# Records for this task:
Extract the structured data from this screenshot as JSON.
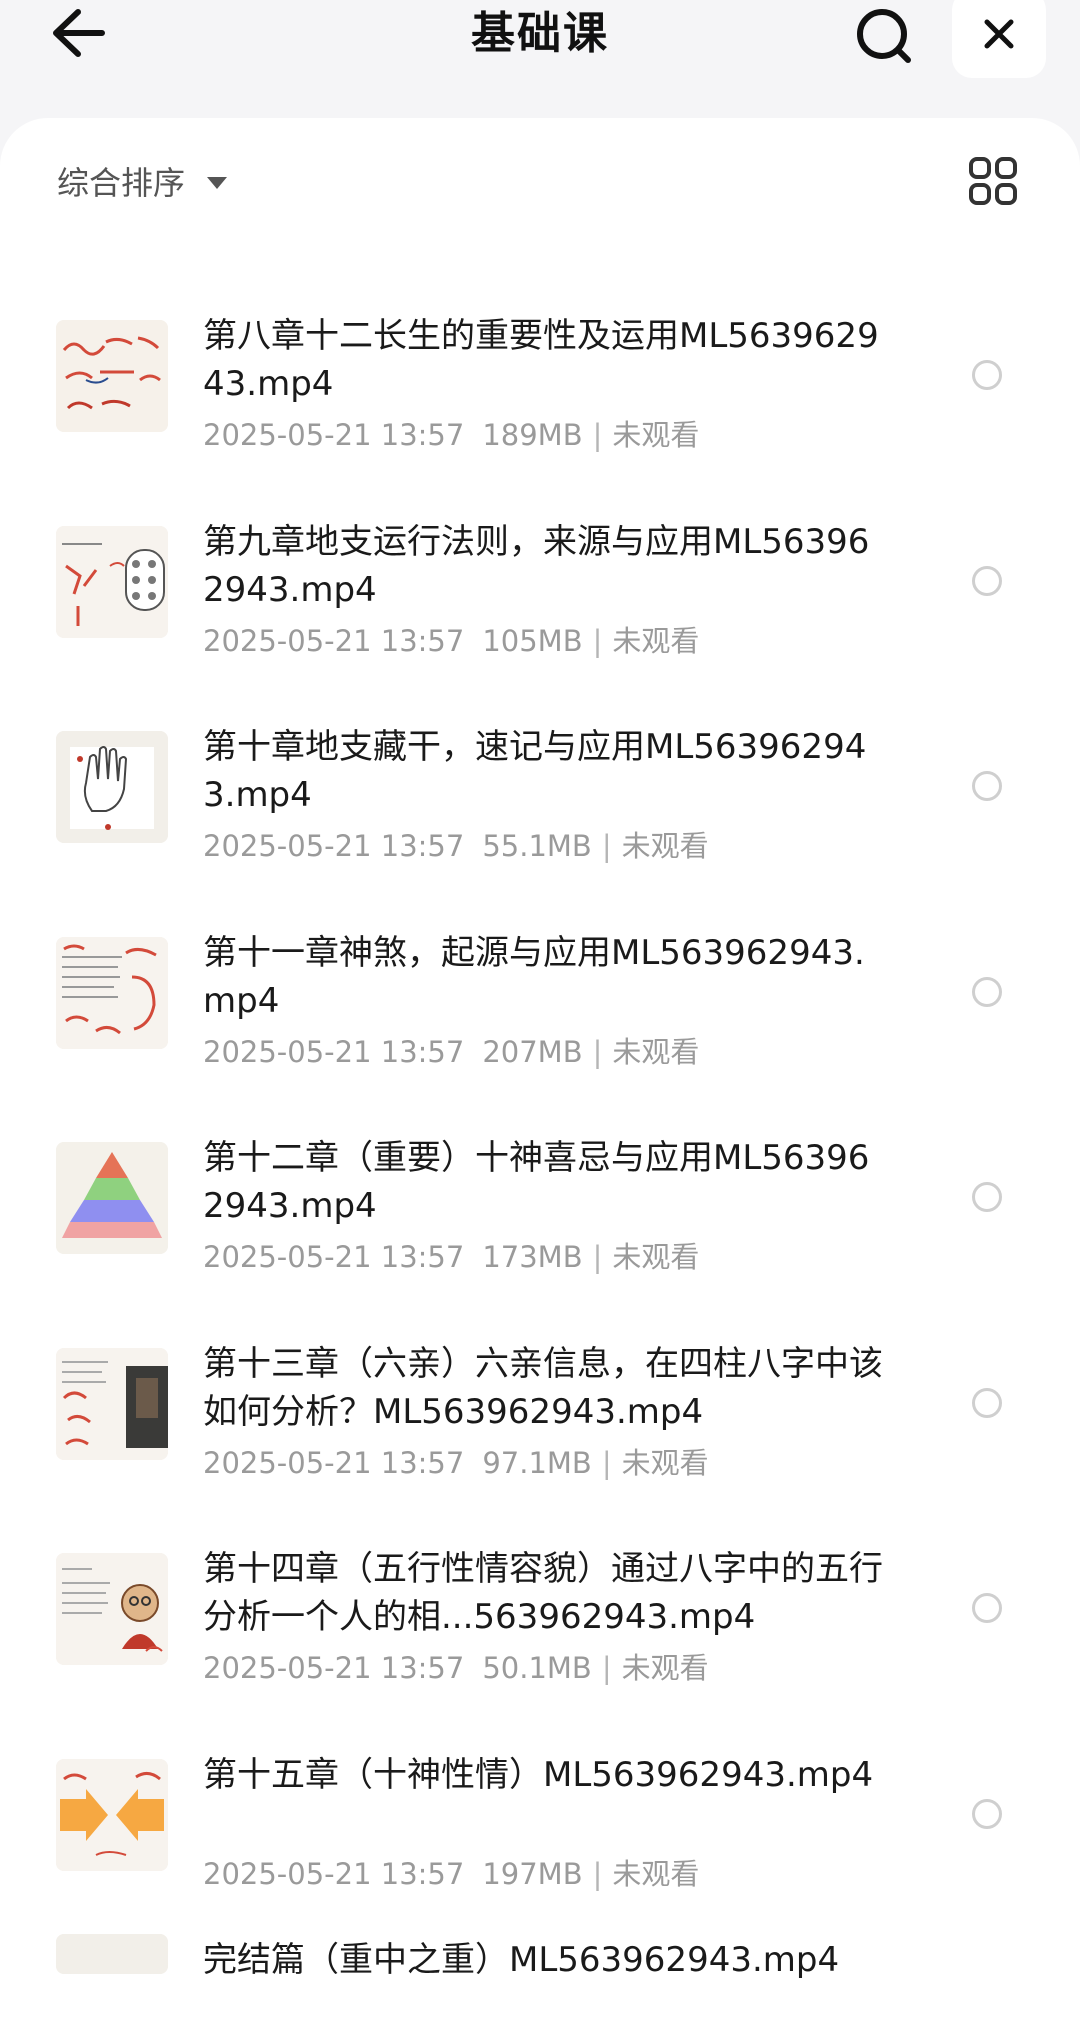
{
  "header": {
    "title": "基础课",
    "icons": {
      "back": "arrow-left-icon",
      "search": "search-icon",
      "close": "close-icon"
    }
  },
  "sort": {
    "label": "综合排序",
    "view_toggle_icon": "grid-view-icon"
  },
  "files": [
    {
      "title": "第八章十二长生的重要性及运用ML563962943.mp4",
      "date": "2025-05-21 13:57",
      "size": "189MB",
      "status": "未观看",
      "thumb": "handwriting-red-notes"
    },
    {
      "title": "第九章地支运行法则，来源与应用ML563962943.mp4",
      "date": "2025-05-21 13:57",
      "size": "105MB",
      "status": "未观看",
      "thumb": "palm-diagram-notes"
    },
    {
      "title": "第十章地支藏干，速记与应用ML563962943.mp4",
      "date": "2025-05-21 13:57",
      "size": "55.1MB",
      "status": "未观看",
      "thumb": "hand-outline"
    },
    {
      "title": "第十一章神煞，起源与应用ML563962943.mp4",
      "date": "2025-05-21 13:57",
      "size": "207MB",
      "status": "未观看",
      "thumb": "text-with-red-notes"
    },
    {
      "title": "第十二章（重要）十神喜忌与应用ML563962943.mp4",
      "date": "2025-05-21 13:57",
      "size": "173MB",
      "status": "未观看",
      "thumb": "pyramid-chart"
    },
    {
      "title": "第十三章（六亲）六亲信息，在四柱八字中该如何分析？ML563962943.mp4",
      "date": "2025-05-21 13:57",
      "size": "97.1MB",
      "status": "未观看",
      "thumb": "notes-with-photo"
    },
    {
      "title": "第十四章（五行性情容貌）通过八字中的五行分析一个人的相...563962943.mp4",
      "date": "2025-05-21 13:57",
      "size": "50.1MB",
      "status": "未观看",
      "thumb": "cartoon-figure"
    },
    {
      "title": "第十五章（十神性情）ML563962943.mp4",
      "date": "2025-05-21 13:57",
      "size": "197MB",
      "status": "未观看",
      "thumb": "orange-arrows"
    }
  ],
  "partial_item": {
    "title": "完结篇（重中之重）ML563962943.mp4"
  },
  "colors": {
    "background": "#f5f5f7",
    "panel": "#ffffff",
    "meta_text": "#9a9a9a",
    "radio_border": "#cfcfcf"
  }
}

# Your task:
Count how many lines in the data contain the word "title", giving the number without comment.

# Task result:
10